Sackett: Diversity to me is a very important part. I have a son who is adopted from India, so he does not look like us and we get a lot of “is he with you, who is he with” kinds of things. So to me, diversity is around celebrating our differences. Creating a welcoming environment is the inclusion piece of that. I think it’s hard to remember that kids from all different backgrounds should all have the opportunity to be in any of those advanced learning classes. Really, it’s about making sure our teachers are aware of how to approach and how to talk to all students to make sure they know who they need to speak to when they see a child who may be bored and needs to be in a different classroom or if there’s a student who doesn’t know how to navigate the system.
Baylor: Diversity to me means when I walk up the street, there’s a family across the street that’s Ethiopian. There’s a family next door where the dad is Navajo and the mom is Cambodian. I’m Native American. There’s a Mexican family that lives just down the street and just the other night, they were serenading us with the most beautiful Mariachi music. We need to celebrate that wonderful opportunity to have different points of view, to make you step outside your world and listen to other people. As far as students having more access to programs, I know now, for instance, the IB program, they don’t test all students, so moving to universal testing for advanced programs. My personal issue is that I think the traditional sit down in a classroom and listen to teachers and then you read your book and take a test or write a paper is something that doesn’t work for everybody. I think standards should be kept very high for other types of programs.

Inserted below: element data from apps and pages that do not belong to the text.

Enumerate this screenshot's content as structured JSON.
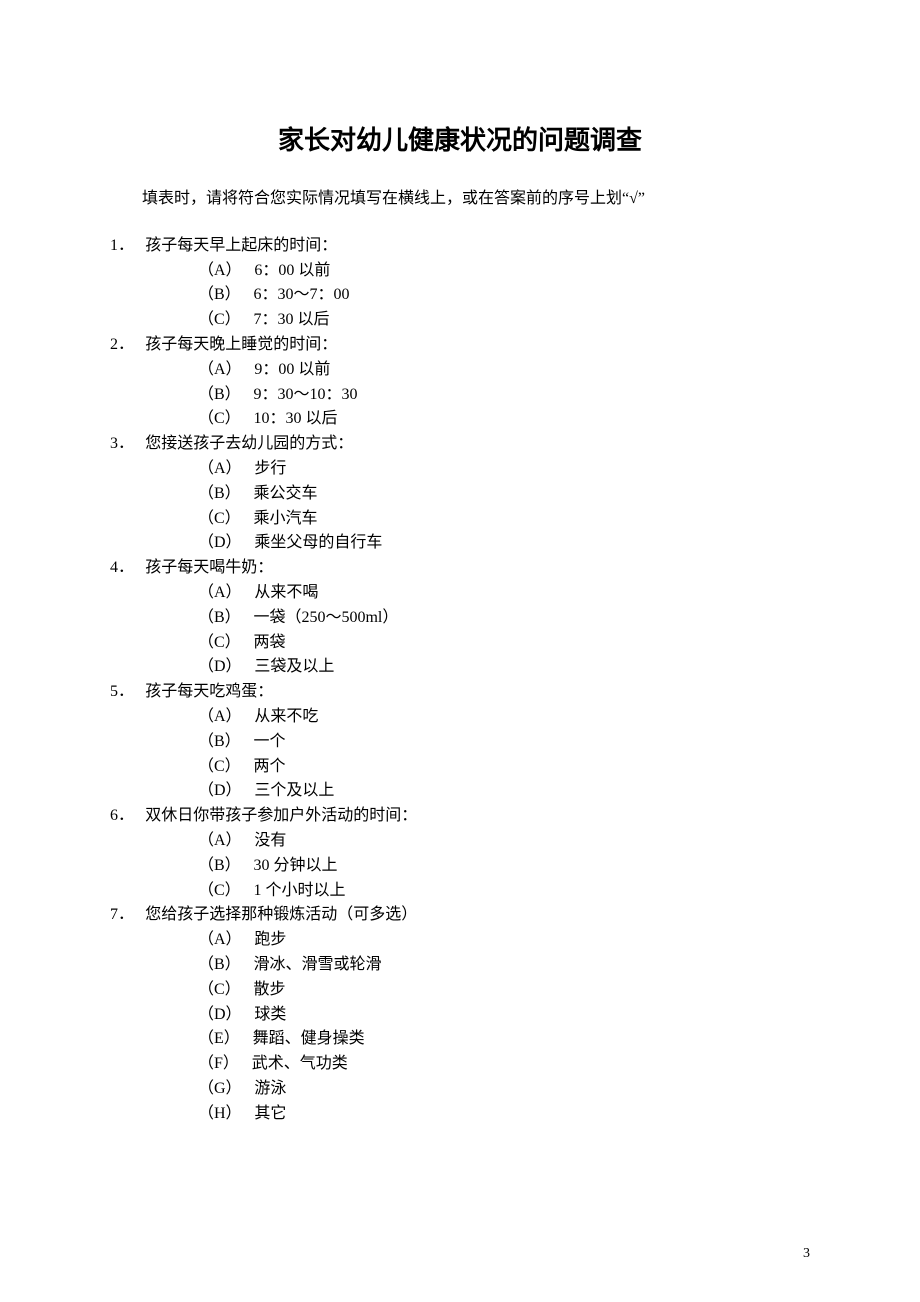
{
  "title": "家长对幼儿健康状况的问题调查",
  "instruction": "填表时，请将符合您实际情况填写在横线上，或在答案前的序号上划“√”",
  "questions": [
    {
      "num": "1．",
      "text": "孩子每天早上起床的时间：",
      "options": [
        {
          "label": "（A）",
          "text": "6：00 以前"
        },
        {
          "label": "（B）",
          "text": "6：30～7：00"
        },
        {
          "label": "（C）",
          "text": "7：30 以后"
        }
      ]
    },
    {
      "num": "2．",
      "text": "孩子每天晚上睡觉的时间：",
      "options": [
        {
          "label": "（A）",
          "text": "9：00 以前"
        },
        {
          "label": "（B）",
          "text": "9：30～10：30"
        },
        {
          "label": "（C）",
          "text": "10：30 以后"
        }
      ]
    },
    {
      "num": "3．",
      "text": "您接送孩子去幼儿园的方式：",
      "options": [
        {
          "label": "（A）",
          "text": "步行"
        },
        {
          "label": "（B）",
          "text": "乘公交车"
        },
        {
          "label": "（C）",
          "text": "乘小汽车"
        },
        {
          "label": "（D）",
          "text": "乘坐父母的自行车"
        }
      ]
    },
    {
      "num": "4．",
      "text": "孩子每天喝牛奶：",
      "options": [
        {
          "label": "（A）",
          "text": "从来不喝"
        },
        {
          "label": "（B）",
          "text": "一袋（250～500ml）"
        },
        {
          "label": "（C）",
          "text": "两袋"
        },
        {
          "label": "（D）",
          "text": "三袋及以上"
        }
      ]
    },
    {
      "num": "5．",
      "text": "孩子每天吃鸡蛋：",
      "options": [
        {
          "label": "（A）",
          "text": "从来不吃"
        },
        {
          "label": "（B）",
          "text": "一个"
        },
        {
          "label": "（C）",
          "text": "两个"
        },
        {
          "label": "（D）",
          "text": "三个及以上"
        }
      ]
    },
    {
      "num": "6．",
      "text": "双休日你带孩子参加户外活动的时间：",
      "options": [
        {
          "label": "（A）",
          "text": "没有"
        },
        {
          "label": "（B）",
          "text": "30 分钟以上"
        },
        {
          "label": "（C）",
          "text": "1 个小时以上"
        }
      ]
    },
    {
      "num": "7．",
      "text": "您给孩子选择那种锻炼活动（可多选）",
      "options": [
        {
          "label": "（A）",
          "text": "跑步"
        },
        {
          "label": "（B）",
          "text": "滑冰、滑雪或轮滑"
        },
        {
          "label": "（C）",
          "text": "散步"
        },
        {
          "label": "（D）",
          "text": "球类"
        },
        {
          "label": "（E）",
          "text": "舞蹈、健身操类"
        },
        {
          "label": "（F）",
          "text": "武术、气功类"
        },
        {
          "label": "（G）",
          "text": "游泳"
        },
        {
          "label": "（H）",
          "text": "其它"
        }
      ]
    }
  ],
  "pageNumber": "3"
}
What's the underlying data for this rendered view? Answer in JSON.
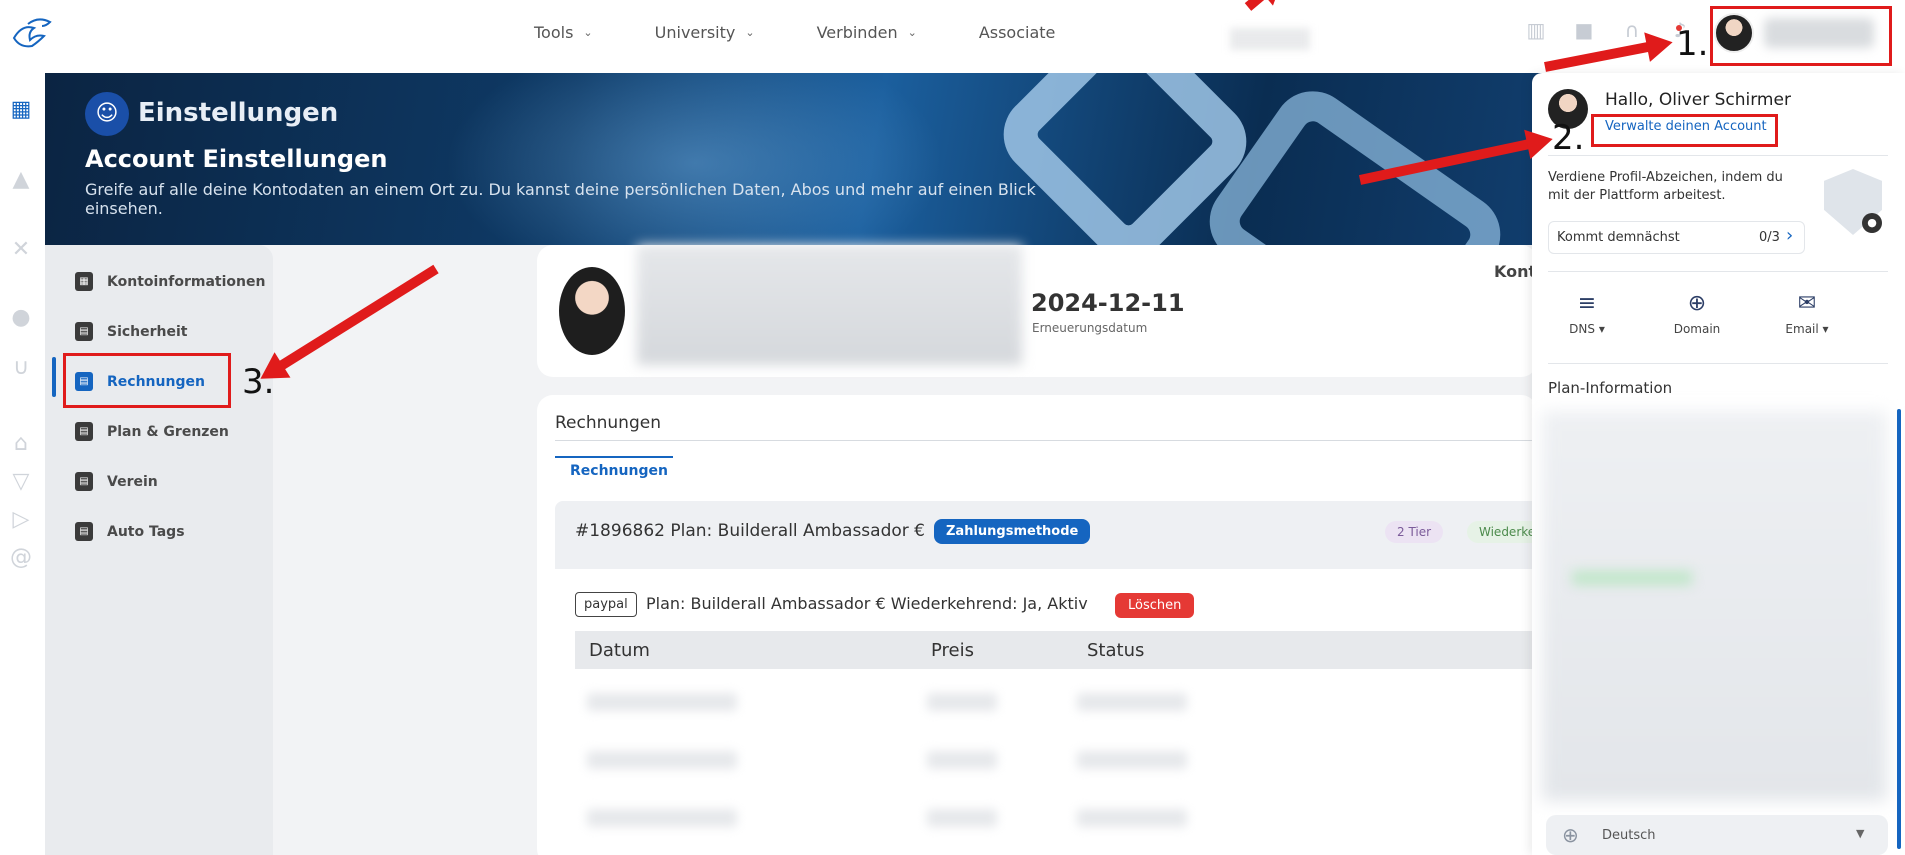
{
  "nav": {
    "items": [
      {
        "label": "Tools",
        "chevron": "⌄"
      },
      {
        "label": "University",
        "chevron": "⌄"
      },
      {
        "label": "Verbinden",
        "chevron": "⌄"
      },
      {
        "label": "Associate",
        "chevron": ""
      }
    ],
    "icons": [
      "book-icon",
      "video-icon",
      "headset-icon",
      "bell-icon"
    ]
  },
  "banner": {
    "title": "Einstellungen",
    "subtitle": "Account Einstellungen",
    "description": "Greife auf alle deine Kontodaten an einem Ort zu. Du kannst deine persönlichen Daten, Abos und mehr auf einen Blick einsehen."
  },
  "menu": {
    "items": [
      {
        "label": "Kontoinformationen"
      },
      {
        "label": "Sicherheit"
      },
      {
        "label": "Rechnungen",
        "active": true
      },
      {
        "label": "Plan & Grenzen"
      },
      {
        "label": "Verein"
      },
      {
        "label": "Auto Tags"
      }
    ]
  },
  "profile_card": {
    "date": "2024-12-11",
    "date_label": "Erneuerungsdatum",
    "kont_label": "Kont"
  },
  "invoices": {
    "title": "Rechnungen",
    "tab": "Rechnungen",
    "plan_header": "#1896862 Plan: Builderall Ambassador €",
    "payment_badge": "Zahlungsmethode",
    "tier_badge": "2 Tier",
    "recurring_badge": "Wiederkehr",
    "payment_provider": "paypal",
    "plan_line": "Plan: Builderall Ambassador € Wiederkehrend: Ja, Aktiv",
    "delete_button": "Löschen",
    "columns": [
      "Datum",
      "Preis",
      "Status"
    ]
  },
  "panel": {
    "greeting": "Hallo, Oliver Schirmer",
    "manage_link": "Verwalte deinen Account",
    "earn_badges": "Verdiene Profil-Abzeichen, indem du mit der Plattform arbeitest.",
    "coming_soon": "Kommt demnächst",
    "coming_soon_count": "0/3",
    "quick_actions": [
      {
        "label": "DNS",
        "icon": "server-icon",
        "caret": "▾"
      },
      {
        "label": "Domain",
        "icon": "globe-www-icon",
        "caret": ""
      },
      {
        "label": "Email",
        "icon": "envelope-icon",
        "caret": "▾"
      }
    ],
    "plan_info": "Plan-Information",
    "language": "Deutsch"
  },
  "annotations": {
    "step1": "1.",
    "step2": "2.",
    "step3": "3."
  },
  "colors": {
    "accent": "#1565c0",
    "annotation_red": "#e01b1b",
    "delete_red": "#e53935"
  }
}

Kilgore: As far as diversity, we know children recognize difference when they are two. What we don’t want to do is whitewash difference. We want differences to be celebrated and we want our kids to learn that people are different, that when we come together around our differences we can create something much greater than if we are all the same, so it’s a benefit. I want to address these classes you’re talking about. The first thing I’m going to do is make sure we get bus transportation to any of the programs these kids want to go to. If a kid wants to go to the STEM program at Mountlake Terrace, they should have a bus pass. Right now, they have to get themselves there. If they want to go to the IB program, they have to test “gifted” to go. Kids within the service area get to go, get to try classes. That’s not fair. Just logistically, I would like to make that happen for every child. Secondly, another thing, the AP classes at Lynnwood High School for instance. One of the AP classes didn’t make because they didn’t have 25 kids to take it. Well, if you’re in a school that doesn’t have IB or a magnet for highly capable kids in the traditional sense, maybe you don’t need a 25-kid limit, maybe it’s 15. Maybe you need to have equity. It’s not equal, it’s equity. I also want to talk about testing. I don’t think testing works for every child. When we look at testing, as long as my kids have been in school, we’ve had three standardized tests. One of the ways, it’s not the only way but one of they ways they validate tests is to see if the kids who did well on one test also did well on another test. If you have a kid who doesn’t think in this way, they are not going to do well on this test and we continue to perpetuate this problem. One thing I have heard about is we talk about portfolios. Assessment portfolios, where they can put examples of their work and where they can talk about what did I learn doing this work? And so in that way we can assess, did they learn? Are they a critical thinker? Are they someone who could take this AP class?
In addition, candidates addressed several other questions, including whether schools should make better use of community gardens (candidates agreed they should and noted that some schools already have them) and what can be done to ensure that children with special needs have the best possible education, which candidates acknowledged should be a priority.